Dubbed the Risk Underlying Rural Areas Longitudinal (RURAL) study, Stephanie Boone, PhD, assistant professor, University of Louisville School of Public Health and Information Sciences, will lead the research in Kentucky.
The overall study is coordinated by Boston University School of Medicine and funded by the National Heart, Lung, and Blood Institute, part of the National Institutes of Health. The six-year, $21.4 million multi-site prospective epidemiology cohort study includes 50 investigators from 15 other institutions.
“The burden of health outcomes in rural Kentucky and the other states in this study are a result of poorly understood factors that affect all people,” Boone said. “Understanding differences and root causes in vulnerable communities where people live and age is relevant and timely in the Commonwealth, especially given the ongoing health care system transformation.”
The number of heart disease-related deaths in 2017 placed Kentucky 9th among all states and territories in the United States. Some rural counties, particularly in the Appalachian region, experience higher rates of heart disease, chronic obstructive lung disease (COPD) and stroke mortality rates. These same areas also report a higher prevalence of risk factors for poor health including unhealthy lifestyles, low-income and exposure to unique environmental hazards compared to non-Appalachian regions in Kentucky.

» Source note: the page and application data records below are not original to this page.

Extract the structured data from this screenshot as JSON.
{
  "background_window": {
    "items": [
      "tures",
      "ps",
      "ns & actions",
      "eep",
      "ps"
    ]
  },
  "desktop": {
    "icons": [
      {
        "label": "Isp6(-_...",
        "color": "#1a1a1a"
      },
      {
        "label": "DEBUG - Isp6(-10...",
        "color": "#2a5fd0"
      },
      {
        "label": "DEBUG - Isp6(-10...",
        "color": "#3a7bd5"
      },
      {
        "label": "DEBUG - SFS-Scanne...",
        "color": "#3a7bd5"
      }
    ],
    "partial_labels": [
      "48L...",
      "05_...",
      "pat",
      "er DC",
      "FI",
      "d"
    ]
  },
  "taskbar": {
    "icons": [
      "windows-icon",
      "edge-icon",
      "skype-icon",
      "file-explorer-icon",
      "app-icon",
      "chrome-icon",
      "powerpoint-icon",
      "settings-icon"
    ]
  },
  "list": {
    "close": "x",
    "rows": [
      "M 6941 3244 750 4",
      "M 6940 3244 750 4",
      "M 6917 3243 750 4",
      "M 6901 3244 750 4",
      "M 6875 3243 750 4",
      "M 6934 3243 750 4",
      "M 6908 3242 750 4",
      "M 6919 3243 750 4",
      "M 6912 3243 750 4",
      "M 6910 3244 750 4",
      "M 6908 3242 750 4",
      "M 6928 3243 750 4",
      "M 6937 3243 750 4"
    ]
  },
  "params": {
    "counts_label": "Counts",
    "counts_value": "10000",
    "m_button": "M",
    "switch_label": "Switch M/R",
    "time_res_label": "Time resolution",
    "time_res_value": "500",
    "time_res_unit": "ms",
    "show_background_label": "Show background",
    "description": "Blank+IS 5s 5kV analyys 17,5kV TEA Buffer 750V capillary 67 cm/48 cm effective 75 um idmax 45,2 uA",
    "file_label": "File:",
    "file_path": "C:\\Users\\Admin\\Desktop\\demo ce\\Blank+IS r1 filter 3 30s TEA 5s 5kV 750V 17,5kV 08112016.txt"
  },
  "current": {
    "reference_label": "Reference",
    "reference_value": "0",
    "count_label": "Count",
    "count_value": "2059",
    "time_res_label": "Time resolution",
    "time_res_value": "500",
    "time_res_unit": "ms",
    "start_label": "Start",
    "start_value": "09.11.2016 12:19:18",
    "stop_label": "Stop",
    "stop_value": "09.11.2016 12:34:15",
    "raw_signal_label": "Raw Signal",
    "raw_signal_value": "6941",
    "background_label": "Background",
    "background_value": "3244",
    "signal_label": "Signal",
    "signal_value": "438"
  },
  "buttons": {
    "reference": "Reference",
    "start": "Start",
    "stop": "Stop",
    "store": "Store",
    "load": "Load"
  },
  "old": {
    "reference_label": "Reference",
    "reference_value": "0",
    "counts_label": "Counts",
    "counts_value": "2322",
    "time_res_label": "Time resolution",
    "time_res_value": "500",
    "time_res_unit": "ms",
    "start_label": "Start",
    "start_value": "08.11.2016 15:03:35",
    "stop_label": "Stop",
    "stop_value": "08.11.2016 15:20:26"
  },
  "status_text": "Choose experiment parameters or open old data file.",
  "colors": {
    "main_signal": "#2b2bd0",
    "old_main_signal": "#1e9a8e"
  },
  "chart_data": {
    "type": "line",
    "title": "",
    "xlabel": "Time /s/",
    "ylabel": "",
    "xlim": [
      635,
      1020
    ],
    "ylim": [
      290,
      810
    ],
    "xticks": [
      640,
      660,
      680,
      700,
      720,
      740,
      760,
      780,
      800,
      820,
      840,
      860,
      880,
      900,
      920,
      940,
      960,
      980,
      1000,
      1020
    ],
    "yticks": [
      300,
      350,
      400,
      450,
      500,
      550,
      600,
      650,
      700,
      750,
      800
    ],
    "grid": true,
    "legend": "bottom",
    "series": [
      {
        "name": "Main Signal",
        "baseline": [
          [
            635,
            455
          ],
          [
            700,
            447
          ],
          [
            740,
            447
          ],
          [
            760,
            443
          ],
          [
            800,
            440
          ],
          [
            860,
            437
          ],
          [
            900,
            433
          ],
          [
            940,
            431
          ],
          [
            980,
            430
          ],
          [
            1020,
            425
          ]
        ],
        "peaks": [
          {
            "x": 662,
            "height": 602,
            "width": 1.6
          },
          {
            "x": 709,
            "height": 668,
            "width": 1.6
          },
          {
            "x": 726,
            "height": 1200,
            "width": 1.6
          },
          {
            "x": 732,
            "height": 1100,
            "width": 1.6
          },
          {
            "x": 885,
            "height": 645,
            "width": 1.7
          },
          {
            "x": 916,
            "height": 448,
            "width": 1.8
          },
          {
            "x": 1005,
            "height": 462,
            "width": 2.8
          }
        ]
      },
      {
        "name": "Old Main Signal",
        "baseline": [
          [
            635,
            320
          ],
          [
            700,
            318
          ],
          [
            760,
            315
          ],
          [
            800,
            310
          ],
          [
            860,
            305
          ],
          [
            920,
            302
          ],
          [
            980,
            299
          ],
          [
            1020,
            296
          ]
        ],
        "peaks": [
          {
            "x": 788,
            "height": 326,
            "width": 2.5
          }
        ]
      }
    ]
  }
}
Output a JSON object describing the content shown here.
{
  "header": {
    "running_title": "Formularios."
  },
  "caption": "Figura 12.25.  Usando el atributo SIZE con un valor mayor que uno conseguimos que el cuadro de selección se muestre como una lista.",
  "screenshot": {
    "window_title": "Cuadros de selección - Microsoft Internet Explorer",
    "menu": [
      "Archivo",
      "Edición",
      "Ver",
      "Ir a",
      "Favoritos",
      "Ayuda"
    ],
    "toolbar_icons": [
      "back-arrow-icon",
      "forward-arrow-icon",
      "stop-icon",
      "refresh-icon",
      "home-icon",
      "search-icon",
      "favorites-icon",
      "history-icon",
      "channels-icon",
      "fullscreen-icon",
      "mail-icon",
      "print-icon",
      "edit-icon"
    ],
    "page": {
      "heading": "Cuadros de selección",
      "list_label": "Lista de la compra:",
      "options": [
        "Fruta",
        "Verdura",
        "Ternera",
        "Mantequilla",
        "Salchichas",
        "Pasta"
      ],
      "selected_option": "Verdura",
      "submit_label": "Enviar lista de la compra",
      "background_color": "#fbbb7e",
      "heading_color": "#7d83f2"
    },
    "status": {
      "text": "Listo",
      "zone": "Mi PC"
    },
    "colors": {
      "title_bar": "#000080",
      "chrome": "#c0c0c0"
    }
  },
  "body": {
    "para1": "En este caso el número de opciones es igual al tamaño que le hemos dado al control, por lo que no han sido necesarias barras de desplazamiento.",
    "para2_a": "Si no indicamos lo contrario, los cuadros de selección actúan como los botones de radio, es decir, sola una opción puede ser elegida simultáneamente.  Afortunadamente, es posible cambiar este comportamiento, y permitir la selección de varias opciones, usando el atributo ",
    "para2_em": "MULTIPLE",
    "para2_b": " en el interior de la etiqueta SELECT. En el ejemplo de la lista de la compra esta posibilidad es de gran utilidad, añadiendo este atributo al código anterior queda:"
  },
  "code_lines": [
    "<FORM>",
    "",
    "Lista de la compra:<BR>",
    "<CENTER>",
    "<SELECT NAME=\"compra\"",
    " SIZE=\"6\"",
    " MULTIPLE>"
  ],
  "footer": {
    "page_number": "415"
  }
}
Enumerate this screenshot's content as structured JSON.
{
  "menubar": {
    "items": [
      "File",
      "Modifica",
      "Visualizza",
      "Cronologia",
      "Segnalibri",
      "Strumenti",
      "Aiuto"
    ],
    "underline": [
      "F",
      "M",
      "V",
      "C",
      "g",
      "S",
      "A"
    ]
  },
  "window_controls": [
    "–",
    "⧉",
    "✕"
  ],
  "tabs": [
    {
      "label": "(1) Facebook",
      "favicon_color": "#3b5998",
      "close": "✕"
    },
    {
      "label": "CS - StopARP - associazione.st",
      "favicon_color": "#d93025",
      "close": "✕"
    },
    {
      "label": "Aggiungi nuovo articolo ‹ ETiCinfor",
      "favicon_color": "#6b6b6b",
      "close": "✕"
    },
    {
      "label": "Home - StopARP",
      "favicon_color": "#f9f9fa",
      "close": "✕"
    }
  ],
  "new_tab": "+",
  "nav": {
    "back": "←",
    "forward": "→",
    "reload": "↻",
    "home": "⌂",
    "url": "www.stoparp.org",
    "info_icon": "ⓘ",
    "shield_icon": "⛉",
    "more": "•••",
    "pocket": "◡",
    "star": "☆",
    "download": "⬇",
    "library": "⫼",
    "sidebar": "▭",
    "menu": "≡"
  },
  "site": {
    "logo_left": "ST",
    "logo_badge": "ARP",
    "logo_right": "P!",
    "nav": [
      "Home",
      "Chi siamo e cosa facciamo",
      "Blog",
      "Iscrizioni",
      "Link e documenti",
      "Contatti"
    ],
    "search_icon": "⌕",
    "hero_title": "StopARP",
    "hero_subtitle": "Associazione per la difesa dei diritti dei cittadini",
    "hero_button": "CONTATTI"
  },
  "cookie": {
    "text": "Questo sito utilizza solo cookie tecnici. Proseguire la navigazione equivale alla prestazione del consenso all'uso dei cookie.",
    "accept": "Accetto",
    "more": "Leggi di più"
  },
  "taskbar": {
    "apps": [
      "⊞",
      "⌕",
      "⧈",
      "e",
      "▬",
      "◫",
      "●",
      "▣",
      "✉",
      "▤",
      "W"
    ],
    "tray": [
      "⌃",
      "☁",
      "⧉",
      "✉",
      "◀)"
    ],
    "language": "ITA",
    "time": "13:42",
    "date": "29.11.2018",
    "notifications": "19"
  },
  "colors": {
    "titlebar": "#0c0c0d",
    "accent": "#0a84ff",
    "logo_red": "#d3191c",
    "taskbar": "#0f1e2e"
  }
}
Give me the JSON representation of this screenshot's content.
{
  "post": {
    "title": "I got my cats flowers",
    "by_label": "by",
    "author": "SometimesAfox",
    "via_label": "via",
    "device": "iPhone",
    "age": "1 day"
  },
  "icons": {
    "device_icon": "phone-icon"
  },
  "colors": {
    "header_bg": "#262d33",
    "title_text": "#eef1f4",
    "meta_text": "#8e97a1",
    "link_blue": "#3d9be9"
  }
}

To better understand why certain factors amplify risk in some rural counties while other communities appear to be more resilient, the researchers will recruit 4,000 multi-ethnic participants from 10 rural counties in the Southern Appalachia and Mississippi Delta (AMD) regions.
In Kentucky, Boone and her team, including co-investigators Kathy Baumgartner, PhD, and Rick Baumgartner, PhD, will play a central role in community engagement and recruitment of approximately 1,300 men and women for retention and surveillance over a six-year period.
The research teams will use a mobile examination unit to conduct a baseline exam with each participant. They will record information about family history, lifestyle and behavioral factors, along with medical history including risk for HLBS disorders. Environmental and economic elements also will be evaluated. Smart phones and wearable activity monitors will be used to help collect health and lifestyle information from the participants.
“We aim to understand the rural health penalty in the AMD and share our findings with and offer health education to these rural communities,” said Vasan Ramachandran, MD, FAHA, FACC, principal investigator and Boston University director of the Framingham Heart Study.
In addition to UofL, LSU’s Pennington Biomedical Research Center, University of Mississippi Medical Center and University of Alabama at Birmingham represent the core states in which participants will be recruited.
Other institutions participating in RURAL are Duke University, Emory University, Johns Hopkins University, Los Angeles BioMedical Research Institute (UCLA), University of California, Berkeley, University of Massachusetts, University of North Carolina at Chapel Hill, University of Pennsylvania, University of Vermont, University of Virginia at Charlottesville and the Wake Forest School of Medicine.